Sunde P. 2005: Predators control post-fledging mortality in tawny owls, Strix aluco. Oikos 110: 461–472. Google Scholar


Sunde P. 2008: Parents-offspring conflict over duration of parental care and its consequences in tawny owls Strix aluco. J. Avian Biol. 39: 242–246. Google Scholar


Sunde P., Bølstad M.S. & Møller J.D. 2003: Reversed sexual dimorphism in tawny owls, Strix aluco, correlates with duty division in breeding effort. Oikos 101: 265–278. Google Scholar

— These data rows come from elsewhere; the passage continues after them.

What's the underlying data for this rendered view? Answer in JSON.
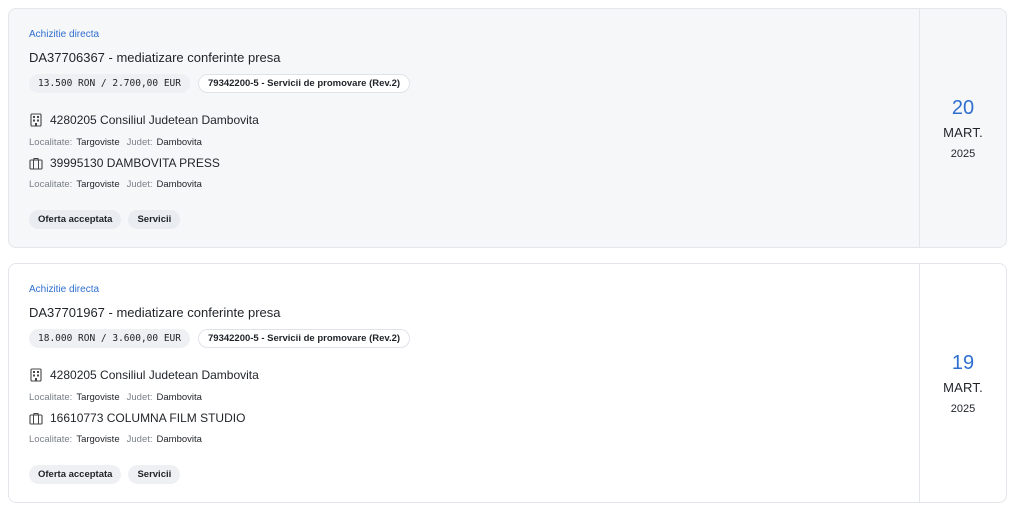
{
  "items": [
    {
      "procedure_type": "Achizitie directa",
      "title": "DA37706367 - mediatizare conferinte presa",
      "price": "13.500 RON / 2.700,00 EUR",
      "cpv": "79342200-5 - Servicii de promovare (Rev.2)",
      "authority": "4280205 Consiliul Judetean Dambovita",
      "authority_locality_label": "Localitate:",
      "authority_locality": "Targoviste",
      "authority_county_label": "Judet:",
      "authority_county": "Dambovita",
      "supplier": "39995130 DAMBOVITA PRESS",
      "supplier_locality_label": "Localitate:",
      "supplier_locality": "Targoviste",
      "supplier_county_label": "Judet:",
      "supplier_county": "Dambovita",
      "tags": [
        "Oferta acceptata",
        "Servicii"
      ],
      "date": {
        "day": "20",
        "month": "MART.",
        "year": "2025"
      },
      "icons": {
        "authority": "building-icon",
        "supplier": "briefcase-icon"
      }
    },
    {
      "procedure_type": "Achizitie directa",
      "title": "DA37701967 - mediatizare conferinte presa",
      "price": "18.000 RON / 3.600,00 EUR",
      "cpv": "79342200-5 - Servicii de promovare (Rev.2)",
      "authority": "4280205 Consiliul Judetean Dambovita",
      "authority_locality_label": "Localitate:",
      "authority_locality": "Targoviste",
      "authority_county_label": "Judet:",
      "authority_county": "Dambovita",
      "supplier": "16610773 COLUMNA FILM STUDIO",
      "supplier_locality_label": "Localitate:",
      "supplier_locality": "Targoviste",
      "supplier_county_label": "Judet:",
      "supplier_county": "Dambovita",
      "tags": [
        "Oferta acceptata",
        "Servicii"
      ],
      "date": {
        "day": "19",
        "month": "MART.",
        "year": "2025"
      },
      "icons": {
        "authority": "building-icon",
        "supplier": "briefcase-icon"
      }
    }
  ],
  "colors": {
    "accent": "#2f6fd0",
    "card_bg_highlight": "#f6f7f9",
    "border": "#e3e6ea"
  }
}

Tinbergen J.M. & Daan S. 1990: Family planning in the great tit (Parus major): Optimal clutch size as integration of parent and offspring fitness. Behaviour 114: 161–190. Google Scholar


Wendland V. 1984: The influence of prey fluctuations on the breeding success of the tawny owl Strix aluco. Ibis 126: 284–295. Google Scholar


Westmoreland D. & Best L.B. 1987: What limits mourning doves to a clutch of two eggs? Condor 89: 486–493. Google Scholar


Wiebe K.L. & Bortolotti G.R. 1992: Facultative sex ratio manipulation in American kestrels. Behav. Ecol. Sociobiol. 30: 379–386. Google Scholar


Winkler D.W. & Wallin K. 1987: Offspring size and number: A life history model linking effort per offspring and total effort. Am. Nat. 129: 708–720. Google Scholar
Lajos Sasvári and Zoltán Hegyi "Parents raise higher proportion of high quality recruits from low fledgling production in the local population of tawny owls, Strix aluco," Folia Zoologica 59(3), 206-214, (1 September 2010).
Received: 16 April 2009; Accepted: 1 August 2009; Published: 1 September 2010

Back to Top